A great deal can be learned, of course, from both the theoretical and experimental achievements of acoustics, but it can also leave us wondering whether such knowledge has been placed beyond the public’s reach and comprehension. At the same time, environmental noise is an ever present problem over which one feels one has little control. The essentials of scientific knowledge seem not to have filtered down to the level of general public awareness, and too often decisions are left to “experts” who speak only a technical language.
Previous page page_23 next page > < previous page page_24 next page > Page 24 The “lo-fi” environment, however, is similar only in that one receives little feedback from one’s own sounds as well as others’, either directly or indirectly. A simple measure of the situation is whether one can hear one’s own footsteps in such an environment. If not, one is acoustically “cut off” from the most basic connection one has to an environment, and the extent of one’s personal “aural space’’ is reduced to less than that of human proportions.

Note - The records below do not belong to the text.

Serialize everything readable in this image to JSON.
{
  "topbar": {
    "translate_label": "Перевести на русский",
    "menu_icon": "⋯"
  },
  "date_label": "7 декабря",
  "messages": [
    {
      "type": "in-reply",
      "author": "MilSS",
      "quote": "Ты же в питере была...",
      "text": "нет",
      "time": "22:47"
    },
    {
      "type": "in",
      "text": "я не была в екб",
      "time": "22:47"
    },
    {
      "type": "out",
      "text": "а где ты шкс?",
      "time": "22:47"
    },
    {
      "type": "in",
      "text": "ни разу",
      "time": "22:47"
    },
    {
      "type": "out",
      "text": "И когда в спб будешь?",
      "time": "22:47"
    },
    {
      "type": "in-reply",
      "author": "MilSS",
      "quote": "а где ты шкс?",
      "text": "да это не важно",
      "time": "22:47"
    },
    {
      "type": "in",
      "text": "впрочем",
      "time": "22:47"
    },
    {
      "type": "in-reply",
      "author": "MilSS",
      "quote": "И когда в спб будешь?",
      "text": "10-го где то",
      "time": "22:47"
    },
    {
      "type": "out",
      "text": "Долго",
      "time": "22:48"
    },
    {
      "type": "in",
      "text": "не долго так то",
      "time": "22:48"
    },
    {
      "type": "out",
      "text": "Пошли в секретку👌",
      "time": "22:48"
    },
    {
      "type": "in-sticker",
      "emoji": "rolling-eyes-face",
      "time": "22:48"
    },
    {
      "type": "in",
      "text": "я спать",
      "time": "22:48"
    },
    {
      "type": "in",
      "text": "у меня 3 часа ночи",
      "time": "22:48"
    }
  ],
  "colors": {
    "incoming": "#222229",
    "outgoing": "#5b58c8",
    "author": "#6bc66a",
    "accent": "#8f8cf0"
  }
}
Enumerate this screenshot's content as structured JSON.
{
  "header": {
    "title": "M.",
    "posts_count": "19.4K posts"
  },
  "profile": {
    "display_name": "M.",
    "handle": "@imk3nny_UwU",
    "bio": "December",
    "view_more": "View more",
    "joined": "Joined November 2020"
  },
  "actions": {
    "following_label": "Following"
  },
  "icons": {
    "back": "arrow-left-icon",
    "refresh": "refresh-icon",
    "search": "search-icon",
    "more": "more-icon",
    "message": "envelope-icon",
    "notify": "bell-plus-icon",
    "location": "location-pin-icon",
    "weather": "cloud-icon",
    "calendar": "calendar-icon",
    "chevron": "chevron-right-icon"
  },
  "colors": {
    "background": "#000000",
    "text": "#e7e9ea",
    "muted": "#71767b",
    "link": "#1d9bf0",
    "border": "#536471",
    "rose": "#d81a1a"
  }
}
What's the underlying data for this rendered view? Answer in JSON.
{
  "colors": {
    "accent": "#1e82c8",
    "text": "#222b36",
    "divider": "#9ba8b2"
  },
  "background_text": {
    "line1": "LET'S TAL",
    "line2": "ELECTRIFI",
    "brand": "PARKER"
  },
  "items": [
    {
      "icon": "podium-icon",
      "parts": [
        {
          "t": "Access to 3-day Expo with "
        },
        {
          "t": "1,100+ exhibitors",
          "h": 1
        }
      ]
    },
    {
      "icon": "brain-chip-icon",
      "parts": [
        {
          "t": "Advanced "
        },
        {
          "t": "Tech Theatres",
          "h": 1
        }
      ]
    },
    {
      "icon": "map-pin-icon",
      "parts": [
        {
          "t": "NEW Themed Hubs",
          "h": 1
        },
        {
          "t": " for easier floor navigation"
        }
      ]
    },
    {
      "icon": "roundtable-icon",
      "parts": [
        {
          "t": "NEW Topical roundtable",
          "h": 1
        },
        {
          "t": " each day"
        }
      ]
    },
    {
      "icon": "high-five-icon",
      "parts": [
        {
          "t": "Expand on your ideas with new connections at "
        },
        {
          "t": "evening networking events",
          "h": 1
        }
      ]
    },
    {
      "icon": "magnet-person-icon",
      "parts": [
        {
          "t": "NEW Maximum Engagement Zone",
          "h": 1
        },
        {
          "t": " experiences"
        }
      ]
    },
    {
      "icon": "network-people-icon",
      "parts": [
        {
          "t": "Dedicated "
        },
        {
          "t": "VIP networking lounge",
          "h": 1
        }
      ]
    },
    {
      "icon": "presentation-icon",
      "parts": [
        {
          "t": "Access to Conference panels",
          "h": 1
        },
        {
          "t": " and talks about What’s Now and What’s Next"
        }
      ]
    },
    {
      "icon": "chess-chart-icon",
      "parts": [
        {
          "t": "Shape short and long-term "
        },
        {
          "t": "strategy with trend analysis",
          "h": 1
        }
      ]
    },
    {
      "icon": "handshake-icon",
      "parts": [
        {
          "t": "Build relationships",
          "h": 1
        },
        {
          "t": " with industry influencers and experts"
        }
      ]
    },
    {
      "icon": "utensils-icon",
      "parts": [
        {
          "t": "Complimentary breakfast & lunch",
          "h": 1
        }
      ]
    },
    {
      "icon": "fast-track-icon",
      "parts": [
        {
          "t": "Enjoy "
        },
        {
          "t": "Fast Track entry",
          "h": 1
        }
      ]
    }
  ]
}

This protection, however, is only temporary and cannot prevent the irreparable damage that occurs if the noise level is too high and experienced for too long a time. A large threshold shift, which is brought about by a saturation of the hair cells mentioned in the previous chapter, must be followed by a period of aural ‘‘rest,” in order for the hair cells to be rejuvenated. Otherwise, deprived of nutrients, they die and cannot be replaced. We will return to the specific problems created by noise in chapter 6.
Acoustic Communication: Second Edition by Barry Truax